Possibly the most astounding detail of the day is that there were no reported major crashes or injuries. After a record number of people had to be pulled from the water due to the blustery winds, it would certainly have been plausible that there would be more than a few unfortunate mishaps. It was definitely squirrely with such strong gusts billowing in from the side (reports were sustained 20+ mph).
After all the sand had settled, Gulf Coast Tri Team had nabbed 7 of the top-10 spots and topped out the Overall, Master’s, Grand Master’s and Senior Grand Master’s divisions in the AG race. The Bonnie & Clyde award went to Johnny and Lisa Harrison, the husband and wife duo that pulled off the heist for his and hers Master’s honors. An anonymous team member who we’ll call Randy Walton narrowly edged out Chuck Babin for most beer tickets collected.

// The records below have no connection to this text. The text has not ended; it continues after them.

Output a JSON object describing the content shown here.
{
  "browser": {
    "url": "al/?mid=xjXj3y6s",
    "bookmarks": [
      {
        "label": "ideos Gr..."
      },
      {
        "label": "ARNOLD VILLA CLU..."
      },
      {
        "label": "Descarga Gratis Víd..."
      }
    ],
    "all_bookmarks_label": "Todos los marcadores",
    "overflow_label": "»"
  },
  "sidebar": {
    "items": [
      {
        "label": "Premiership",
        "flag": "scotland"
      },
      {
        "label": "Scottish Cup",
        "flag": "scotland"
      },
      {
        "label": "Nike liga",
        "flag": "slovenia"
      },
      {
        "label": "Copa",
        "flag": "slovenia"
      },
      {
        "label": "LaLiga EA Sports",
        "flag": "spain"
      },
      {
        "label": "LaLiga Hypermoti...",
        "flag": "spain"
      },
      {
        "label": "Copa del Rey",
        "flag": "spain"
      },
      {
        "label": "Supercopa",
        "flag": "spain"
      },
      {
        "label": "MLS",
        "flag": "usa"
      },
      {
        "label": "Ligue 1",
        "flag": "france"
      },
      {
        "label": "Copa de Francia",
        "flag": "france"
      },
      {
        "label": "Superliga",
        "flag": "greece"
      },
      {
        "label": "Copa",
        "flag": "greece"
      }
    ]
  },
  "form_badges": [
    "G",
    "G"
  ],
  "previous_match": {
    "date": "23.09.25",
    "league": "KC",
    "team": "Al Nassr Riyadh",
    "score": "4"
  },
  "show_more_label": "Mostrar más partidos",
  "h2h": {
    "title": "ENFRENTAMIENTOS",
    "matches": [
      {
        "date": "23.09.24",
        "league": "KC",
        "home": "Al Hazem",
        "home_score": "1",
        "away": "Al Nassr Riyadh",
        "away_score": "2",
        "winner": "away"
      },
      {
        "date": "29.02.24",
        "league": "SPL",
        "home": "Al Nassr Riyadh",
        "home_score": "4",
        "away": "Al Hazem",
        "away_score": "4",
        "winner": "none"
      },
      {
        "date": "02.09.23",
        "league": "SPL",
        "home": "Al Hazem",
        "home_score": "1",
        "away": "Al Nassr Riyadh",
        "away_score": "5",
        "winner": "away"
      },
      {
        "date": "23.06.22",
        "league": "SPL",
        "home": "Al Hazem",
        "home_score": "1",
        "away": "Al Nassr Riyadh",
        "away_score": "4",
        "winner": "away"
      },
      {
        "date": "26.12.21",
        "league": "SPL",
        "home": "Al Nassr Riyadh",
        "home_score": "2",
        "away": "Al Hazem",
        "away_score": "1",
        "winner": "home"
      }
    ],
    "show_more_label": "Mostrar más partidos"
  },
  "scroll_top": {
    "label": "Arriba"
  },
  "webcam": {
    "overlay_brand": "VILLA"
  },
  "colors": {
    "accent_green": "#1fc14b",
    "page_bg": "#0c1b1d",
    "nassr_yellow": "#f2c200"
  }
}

All in all, it was a spectacular Saturday morning. The wind was just an added element of challenge, and, if we’re honest, the challenge is what makes triathlon so appealing to so many people at different places in life - fast and not-so-fast, young and not-so-young, big and little, novice and veteran, able-bodied (whatever that means) and challenged athletes alike. Gratitude is the only appropriate response to the opportunity to participate in such an event in such an incredible setting.
The Gulf Coast Tri Team raced in their final team triathlon of the season this weekend at the Santa Rosa Island Triathlon. This is the largest local race the team schedules each year and competition is tough! Ending the season with a strong showing was the teams goal and the guys definitely pulled it off.
Eric Larson -- 4th Elite Division (5th overall)
Jared Moore -- 1st AG division (4th overall)
Johnny Harrison -- 1st Male Masters
Randy Walton -- 1st Male Grandmasters
Doug Jones -- 1st Male Senior Grand Masters
Caleb Earhart -- 1st 20-24M AG
Logan Roberts -- 3rd 25-29M AG
Scott Roberts -- 2nd 35-39M AG
Sam Hudson -- 2nd 40-44M AG
Chad Hon -- 1st 45-49M AG
Andrew Rothfeder -- 3rd 45-49M AG
Chuck Babin -- 2nd 55-59M AG
Terry Bailey -- 1st 60-64M AG
Rob Felty -- 5th 25-29M AG
Jeff Conrad -- 4th 40-44M AG
Look for next year's schedule and team roster to be published sometime around January 2015.